▸ **Given data**:
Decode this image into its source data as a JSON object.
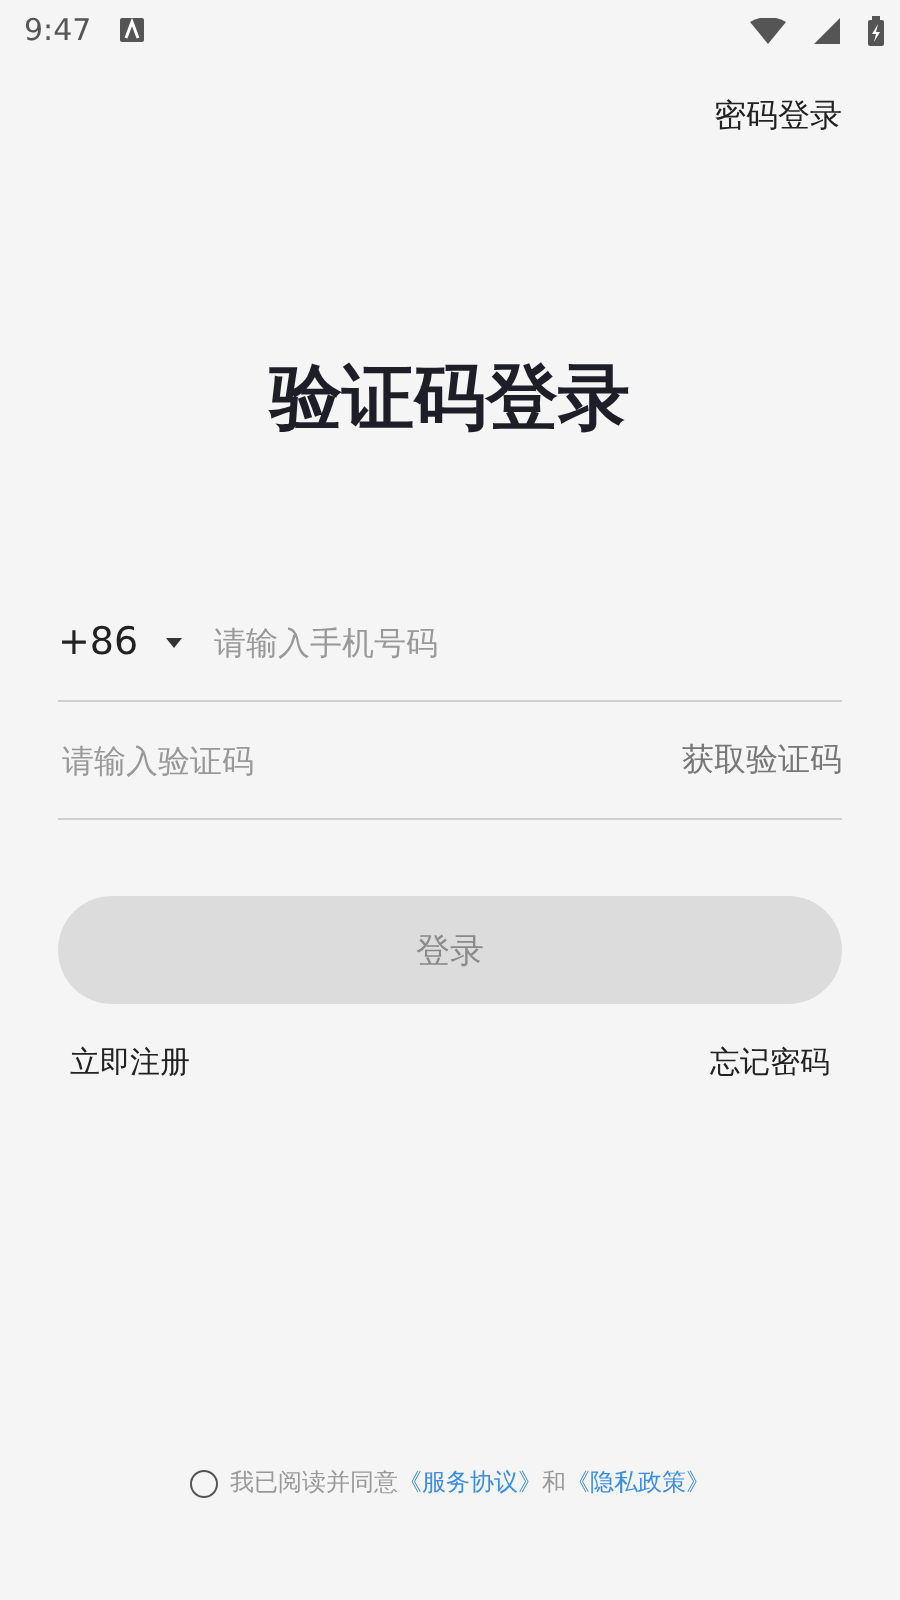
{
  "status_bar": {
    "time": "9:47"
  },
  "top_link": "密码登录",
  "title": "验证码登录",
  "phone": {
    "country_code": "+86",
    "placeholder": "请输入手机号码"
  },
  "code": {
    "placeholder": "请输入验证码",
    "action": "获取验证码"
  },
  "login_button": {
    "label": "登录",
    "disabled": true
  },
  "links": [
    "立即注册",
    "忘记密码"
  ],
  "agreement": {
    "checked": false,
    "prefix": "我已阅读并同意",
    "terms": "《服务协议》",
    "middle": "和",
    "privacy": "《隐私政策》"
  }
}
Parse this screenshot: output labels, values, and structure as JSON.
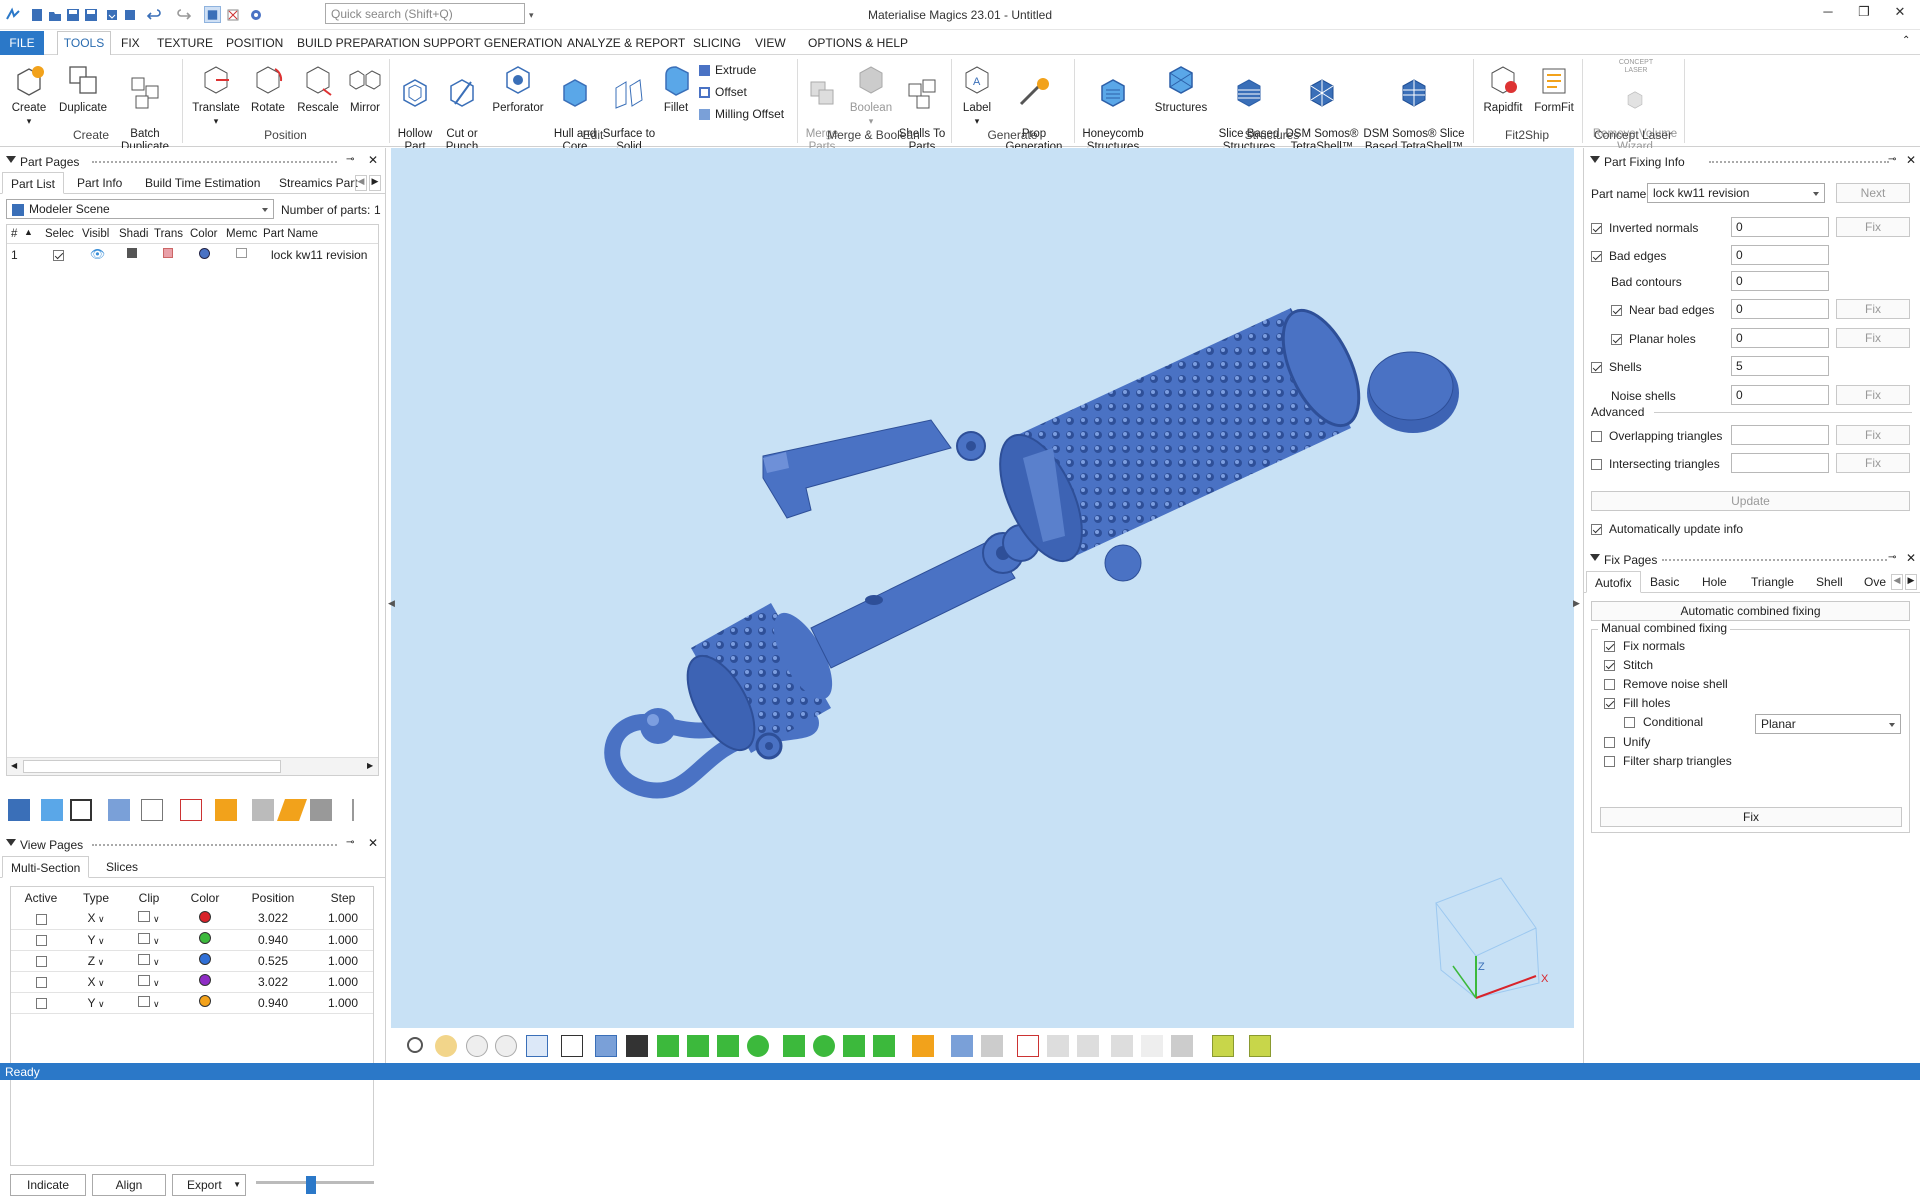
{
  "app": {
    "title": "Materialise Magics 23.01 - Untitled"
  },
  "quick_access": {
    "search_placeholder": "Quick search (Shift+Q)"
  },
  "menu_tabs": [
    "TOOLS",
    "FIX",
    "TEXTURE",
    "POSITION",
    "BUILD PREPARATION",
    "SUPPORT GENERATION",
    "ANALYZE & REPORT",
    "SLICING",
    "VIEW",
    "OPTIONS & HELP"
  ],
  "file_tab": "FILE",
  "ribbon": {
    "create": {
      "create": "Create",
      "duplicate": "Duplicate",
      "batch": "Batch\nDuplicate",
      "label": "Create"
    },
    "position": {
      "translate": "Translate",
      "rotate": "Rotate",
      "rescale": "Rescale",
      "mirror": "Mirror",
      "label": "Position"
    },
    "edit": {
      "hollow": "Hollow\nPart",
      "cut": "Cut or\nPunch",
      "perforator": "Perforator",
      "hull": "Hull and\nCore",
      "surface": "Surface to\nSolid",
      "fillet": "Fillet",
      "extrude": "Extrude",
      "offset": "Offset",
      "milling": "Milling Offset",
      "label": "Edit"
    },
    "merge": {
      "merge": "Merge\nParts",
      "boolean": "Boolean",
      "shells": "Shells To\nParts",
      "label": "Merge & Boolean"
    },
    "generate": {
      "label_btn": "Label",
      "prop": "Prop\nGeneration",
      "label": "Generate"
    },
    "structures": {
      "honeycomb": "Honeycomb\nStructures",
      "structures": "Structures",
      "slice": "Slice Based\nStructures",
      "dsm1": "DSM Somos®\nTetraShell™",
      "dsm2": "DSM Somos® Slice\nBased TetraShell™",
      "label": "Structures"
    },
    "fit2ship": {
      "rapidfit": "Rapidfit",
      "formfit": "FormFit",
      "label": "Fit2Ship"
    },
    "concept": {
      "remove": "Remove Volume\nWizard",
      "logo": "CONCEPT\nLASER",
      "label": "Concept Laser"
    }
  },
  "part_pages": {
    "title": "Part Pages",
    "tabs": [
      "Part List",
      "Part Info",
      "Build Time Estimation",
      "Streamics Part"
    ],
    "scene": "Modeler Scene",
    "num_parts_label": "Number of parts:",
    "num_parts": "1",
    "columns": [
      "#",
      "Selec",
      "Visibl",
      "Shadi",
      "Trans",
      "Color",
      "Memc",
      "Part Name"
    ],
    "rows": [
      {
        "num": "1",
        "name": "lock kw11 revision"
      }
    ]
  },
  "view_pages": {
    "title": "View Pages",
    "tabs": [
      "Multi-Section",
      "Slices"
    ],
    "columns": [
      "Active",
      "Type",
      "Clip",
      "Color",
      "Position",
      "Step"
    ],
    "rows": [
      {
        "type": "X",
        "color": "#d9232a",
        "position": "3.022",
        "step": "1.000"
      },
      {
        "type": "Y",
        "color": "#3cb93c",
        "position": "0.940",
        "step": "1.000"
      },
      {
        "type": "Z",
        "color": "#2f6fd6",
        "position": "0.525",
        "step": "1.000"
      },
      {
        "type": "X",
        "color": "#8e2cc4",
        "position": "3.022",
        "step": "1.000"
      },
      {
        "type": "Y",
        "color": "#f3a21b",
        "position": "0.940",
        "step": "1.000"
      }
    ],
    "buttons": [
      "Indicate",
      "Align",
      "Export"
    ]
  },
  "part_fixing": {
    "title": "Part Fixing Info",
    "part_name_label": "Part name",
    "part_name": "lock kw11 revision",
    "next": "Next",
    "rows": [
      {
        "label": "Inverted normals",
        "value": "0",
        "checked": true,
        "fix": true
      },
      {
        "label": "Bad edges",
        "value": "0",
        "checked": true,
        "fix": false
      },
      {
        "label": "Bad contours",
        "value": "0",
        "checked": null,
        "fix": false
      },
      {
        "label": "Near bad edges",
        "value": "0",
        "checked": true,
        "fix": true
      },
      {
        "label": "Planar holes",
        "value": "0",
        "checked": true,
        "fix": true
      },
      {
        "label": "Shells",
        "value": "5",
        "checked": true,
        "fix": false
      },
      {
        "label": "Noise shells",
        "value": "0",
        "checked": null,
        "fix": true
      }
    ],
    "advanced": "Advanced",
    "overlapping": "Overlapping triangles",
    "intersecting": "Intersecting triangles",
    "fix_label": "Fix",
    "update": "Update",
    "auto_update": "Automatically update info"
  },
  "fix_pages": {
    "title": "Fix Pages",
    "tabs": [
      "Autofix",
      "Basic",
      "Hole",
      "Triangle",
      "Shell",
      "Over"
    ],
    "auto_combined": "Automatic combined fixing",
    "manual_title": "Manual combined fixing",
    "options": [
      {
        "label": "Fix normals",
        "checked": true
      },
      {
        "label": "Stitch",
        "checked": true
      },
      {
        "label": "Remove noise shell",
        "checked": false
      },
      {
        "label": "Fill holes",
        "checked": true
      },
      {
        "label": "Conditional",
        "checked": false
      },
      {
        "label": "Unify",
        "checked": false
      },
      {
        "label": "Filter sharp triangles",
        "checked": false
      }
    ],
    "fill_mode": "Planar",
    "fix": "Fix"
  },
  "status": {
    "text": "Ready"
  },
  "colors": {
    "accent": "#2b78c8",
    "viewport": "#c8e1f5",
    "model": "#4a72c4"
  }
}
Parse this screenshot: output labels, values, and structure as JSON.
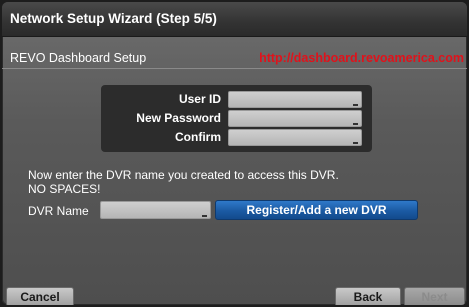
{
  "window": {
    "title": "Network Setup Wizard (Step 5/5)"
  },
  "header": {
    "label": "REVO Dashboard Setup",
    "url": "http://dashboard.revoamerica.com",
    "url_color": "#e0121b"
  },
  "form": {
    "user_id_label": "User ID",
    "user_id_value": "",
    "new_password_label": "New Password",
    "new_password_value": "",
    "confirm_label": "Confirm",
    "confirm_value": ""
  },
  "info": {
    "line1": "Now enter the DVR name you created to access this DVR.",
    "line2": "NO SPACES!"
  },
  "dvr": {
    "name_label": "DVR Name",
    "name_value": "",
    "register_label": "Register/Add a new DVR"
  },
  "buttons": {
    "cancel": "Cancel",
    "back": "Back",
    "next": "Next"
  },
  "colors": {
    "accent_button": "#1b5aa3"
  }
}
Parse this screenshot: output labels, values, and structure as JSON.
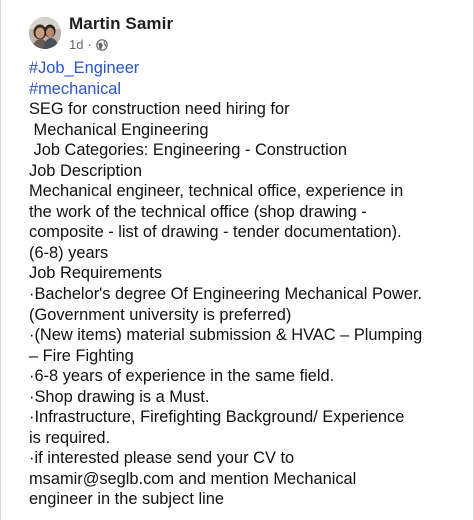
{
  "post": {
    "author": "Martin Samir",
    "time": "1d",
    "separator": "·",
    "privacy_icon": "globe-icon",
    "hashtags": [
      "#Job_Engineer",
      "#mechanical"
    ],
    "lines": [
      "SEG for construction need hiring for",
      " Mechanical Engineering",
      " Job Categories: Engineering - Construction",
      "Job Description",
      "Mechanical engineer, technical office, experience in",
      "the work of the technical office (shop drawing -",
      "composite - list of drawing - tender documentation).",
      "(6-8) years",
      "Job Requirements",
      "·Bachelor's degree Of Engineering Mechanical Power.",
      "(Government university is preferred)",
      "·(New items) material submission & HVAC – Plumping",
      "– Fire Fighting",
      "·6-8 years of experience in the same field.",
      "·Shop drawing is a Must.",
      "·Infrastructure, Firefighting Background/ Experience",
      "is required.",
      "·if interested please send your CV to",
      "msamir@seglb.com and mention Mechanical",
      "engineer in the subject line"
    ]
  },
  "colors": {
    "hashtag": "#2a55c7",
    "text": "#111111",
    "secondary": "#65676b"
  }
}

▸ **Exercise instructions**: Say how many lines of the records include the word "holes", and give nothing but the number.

▸ **The answer**: 2